The squirrels caught in the garden in 2018 totalled 115 using these Kania 2000 traps. In the last month, and using the newly legal automated New Zealand traps, we have managed another 15 as conditions have got colder and the availability of natural seeds and berries has declined. Of these nearly every one has been female. Despite the cull there has still been some serious squirrel damage to immature trees in the garden as we have seen in the past few months. It is clear that squirrels migrate from hedgerows around corn and maize fields after harvest and recolonise woodland areas with over mature trees (ie holes) and existing dreys. On sunny days when going around the garden you can still frequently see squirrels foraging far and wide exploring new territories and resettling in them. This is an ongoing battle which we are unlikely ever to win completely. Up to six years ago poison hoppers did a far better and more effective job of squirrel control before supplies ran out and the Swedish company which had the European patent declined to renew it on the grounds of cost. It is generally believed that the poison was made illegal but this is something of a fallacy as it can still be used to control squirrels in grain barns or attics or so I believe.
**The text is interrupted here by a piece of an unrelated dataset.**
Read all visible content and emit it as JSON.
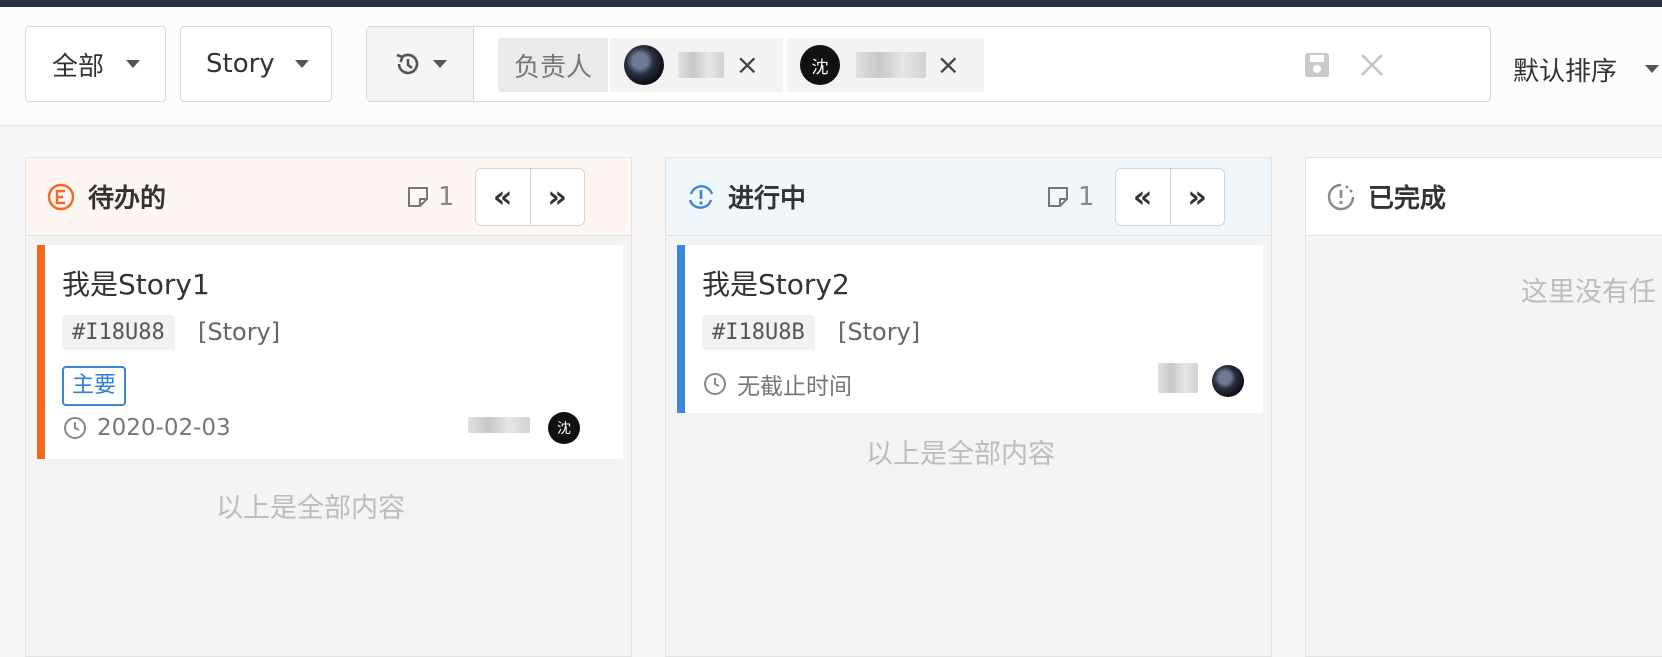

Plenty of early new growth on Fuchsia gracilis confirming a frost free winter.
Another magnolia is just coming out – Magnolia sprengeri ‘Copeland Court’. It is a bit battered and blown open early but the colour is good even if the flowers are small. Colour varies. Those blown open early are too pale but some are a good dark colour as they should be.
2016 – CHW
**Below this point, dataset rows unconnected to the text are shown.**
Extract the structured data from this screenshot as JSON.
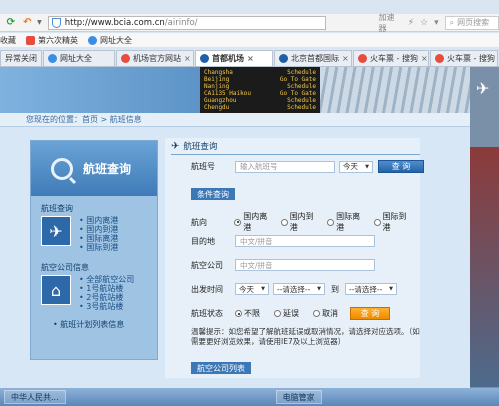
{
  "browser": {
    "url_host": "http://www.bcia.com.cn",
    "url_path": "/airinfo/",
    "accelerator_label": "加速器",
    "search_placeholder": "网页搜索"
  },
  "bookmarks": [
    {
      "label": "收藏"
    },
    {
      "label": "第六次精英"
    },
    {
      "label": "网址大全"
    }
  ],
  "tabs": [
    {
      "label": "异常关闭"
    },
    {
      "label": "网址大全"
    },
    {
      "label": "机场官方网站"
    },
    {
      "label": "首都机场",
      "active": true
    },
    {
      "label": "北京首都国际"
    },
    {
      "label": "火车票 - 搜狗"
    },
    {
      "label": "火车票 - 搜狗"
    }
  ],
  "board_rows": [
    [
      "Changsha",
      "Schedule"
    ],
    [
      "Beijing",
      "Go To Gate"
    ],
    [
      "Nanjing",
      "Schedule"
    ],
    [
      "CA1135 Haikou",
      "Go To Gate"
    ],
    [
      "Guangzhou",
      "Schedule"
    ],
    [
      "Chengdu",
      "Schedule"
    ]
  ],
  "breadcrumb": "您现在的位置：首页 > 航班信息",
  "sidebar": {
    "title": "航班查询",
    "flight_section": "航班查询",
    "flight_links": [
      "国内离港",
      "国内到港",
      "国际离港",
      "国际到港"
    ],
    "airline_section": "航空公司信息",
    "airline_links": [
      "全部航空公司",
      "1号航站楼",
      "2号航站楼",
      "3号航站楼"
    ],
    "schedule_link": "航班计划列表信息"
  },
  "main": {
    "title": "航班查询",
    "flight_no_label": "航班号",
    "flight_no_placeholder": "输入航班号",
    "day_select": "今天",
    "query_button": "查 询",
    "condition_tab": "条件查询",
    "direction_label": "航向",
    "direction_options": [
      "国内离港",
      "国内到港",
      "国际离港",
      "国际到港"
    ],
    "destination_label": "目的地",
    "destination_placeholder": "中文/拼音",
    "airline_label": "航空公司",
    "airline_placeholder": "中文/拼音",
    "departure_label": "出发时间",
    "departure_day": "今天",
    "time_from": "--请选择--",
    "to_label": "到",
    "time_to": "--请选择--",
    "status_label": "航班状态",
    "status_options": [
      "不限",
      "延误",
      "取消"
    ],
    "query_button2": "查 询",
    "tip": "温馨提示：如您希望了解航班延误或取消情况，请选择对应选项。（如需要更好浏览效果，请使用IE7及以上浏览器）",
    "schedule_tab": "航空公司列表"
  },
  "taskbar": [
    {
      "label": "中华人民共..."
    },
    {
      "label": "电脑管家"
    }
  ],
  "colors": {
    "accent": "#3d78b6",
    "orange": "#f08a00"
  }
}
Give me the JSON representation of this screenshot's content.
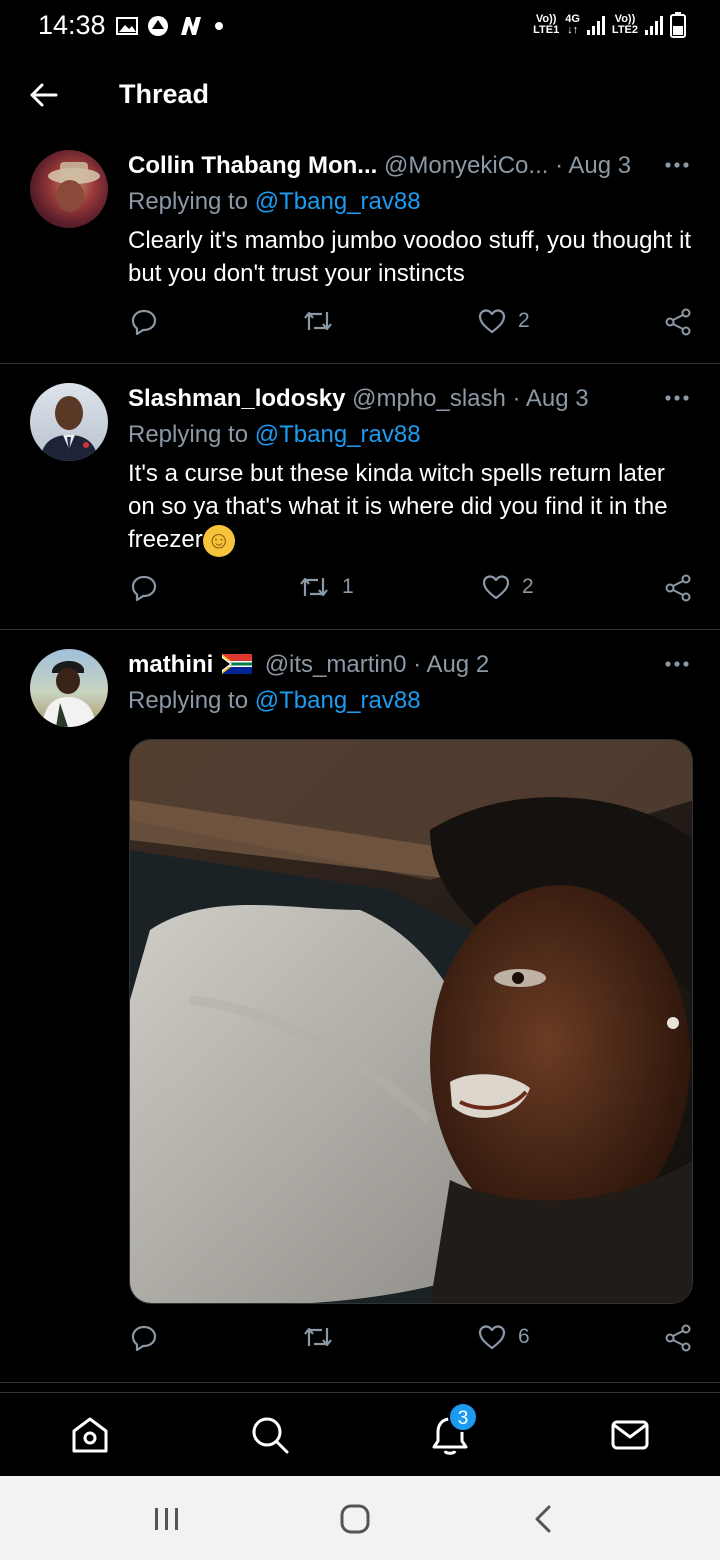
{
  "status_bar": {
    "time": "14:38",
    "left_icons": [
      "image-icon",
      "notification-icon",
      "n-icon",
      "dot-icon"
    ],
    "sim1_top": "Vo))",
    "sim1_bottom": "LTE1",
    "network": "4G",
    "sim2_top": "Vo))",
    "sim2_bottom": "LTE2"
  },
  "header": {
    "title": "Thread"
  },
  "tweets": [
    {
      "name": "Collin Thabang Mon...",
      "handle": "@MonyekiCo...",
      "date": "· Aug 3",
      "replying_prefix": "Replying to ",
      "replying_to": "@Tbang_rav88",
      "text": "Clearly it's mambo jumbo voodoo stuff, you thought it but you don't trust your instincts",
      "retweets": "",
      "likes": "2"
    },
    {
      "name": "Slashman_lodosky",
      "handle": "@mpho_slash",
      "date": "· Aug 3",
      "replying_prefix": "Replying to ",
      "replying_to": "@Tbang_rav88",
      "text": "It's a curse but these kinda witch spells return later on so ya that's what it is where did you find it in the freezer",
      "emoji": "☺",
      "retweets": "1",
      "likes": "2"
    },
    {
      "name": "mathini",
      "flag": "south-africa-flag-icon",
      "handle": "@its_martin0",
      "date": "· Aug 2",
      "replying_prefix": "Replying to ",
      "replying_to": "@Tbang_rav88",
      "retweets": "",
      "likes": "6"
    }
  ],
  "bottom_nav": {
    "items": [
      "home-icon",
      "search-icon",
      "notifications-icon",
      "messages-icon"
    ],
    "notification_badge": "3"
  },
  "colors": {
    "background": "#000000",
    "link": "#1d9bf0",
    "muted": "#8b98a5",
    "divider": "#2f3336"
  }
}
Here is something peculiar! A well established self sown Thuja plicata growing happily on the fallen trunk of one of its parents in Brownberry Wood. Actually Jaimie Parsons took this picture while beating last week so I can claim no credit for unearthing this horticultural curiosity for you. The trunk of the parent is still alive so the sapling may or may not triumph eventually.
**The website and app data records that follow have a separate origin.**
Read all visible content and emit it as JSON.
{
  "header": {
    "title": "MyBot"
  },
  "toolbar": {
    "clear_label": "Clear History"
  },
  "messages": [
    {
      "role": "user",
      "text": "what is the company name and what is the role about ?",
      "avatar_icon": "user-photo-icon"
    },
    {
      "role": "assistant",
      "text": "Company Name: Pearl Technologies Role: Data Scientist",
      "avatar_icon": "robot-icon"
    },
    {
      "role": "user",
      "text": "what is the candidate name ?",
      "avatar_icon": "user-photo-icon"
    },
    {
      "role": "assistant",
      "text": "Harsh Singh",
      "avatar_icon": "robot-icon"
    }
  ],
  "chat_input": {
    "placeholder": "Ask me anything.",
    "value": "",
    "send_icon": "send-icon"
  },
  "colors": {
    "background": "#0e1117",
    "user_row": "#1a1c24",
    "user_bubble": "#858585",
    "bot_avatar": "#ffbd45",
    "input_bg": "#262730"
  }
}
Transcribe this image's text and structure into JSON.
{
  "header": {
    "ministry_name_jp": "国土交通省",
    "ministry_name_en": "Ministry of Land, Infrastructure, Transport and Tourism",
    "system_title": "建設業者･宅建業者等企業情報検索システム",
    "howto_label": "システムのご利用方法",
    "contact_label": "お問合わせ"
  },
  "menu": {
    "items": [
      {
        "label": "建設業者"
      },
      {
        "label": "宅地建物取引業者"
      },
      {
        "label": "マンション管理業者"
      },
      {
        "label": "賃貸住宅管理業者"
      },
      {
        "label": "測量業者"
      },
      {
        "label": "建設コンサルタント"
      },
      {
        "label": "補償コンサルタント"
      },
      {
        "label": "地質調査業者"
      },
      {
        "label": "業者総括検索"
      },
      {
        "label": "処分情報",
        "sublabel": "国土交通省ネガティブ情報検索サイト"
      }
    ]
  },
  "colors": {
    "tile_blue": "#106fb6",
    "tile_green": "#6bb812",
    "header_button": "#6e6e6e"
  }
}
2005 – FJW
Magnolia flower can be seen from the front door.1992 – FJW
A little rain fell.1990 – FJW
A fresh flower on original Mag sprengeri diva (Michael Lear saw it yesterday) – Bishop Peter shows colour.1969 – FJW
Trewidden Grande very good.1962 – FJW
St Ewe hedge very good. Too mild – cut back by Lord Headford and Plagianthus. 2 nice flowers of early Sutch. Arb. hybrid.
1929 – JCW
Much as in 1918 but no big coloured Rhodo’s show flower, a late season.
1926 – JCW
No daffs in the Tin Garden, Irroratum, Moupinense, blood red Arboreum and blood red [?] show flower, Barbatum open and Scabrifolium is very good, also several Primroses are open and E. hybrida is very good.
1922 – JCW
Nearly 20 species of Rhodo are open a bit, perhaps Irroratum and Scabrifolium are the best. Erica darlyense is very fine this year.
1920 – JCW
There are 21 species of Rhodo showing some flower Lutescens – Scabrifolium and Sutchunense are good, Praecox is the best thing open.
1916 – JCW
Rhodo’ species in flower Lutescens, Sutchuenense, Flavidum, Intricatum, Oleifolium, Barbatum, Arboreum (pink), Longistylum, Moupinense, Ciliatum and Argenteum.
1904 – JCW
Picked five seedling trumpets half open, one of them a Cyc X.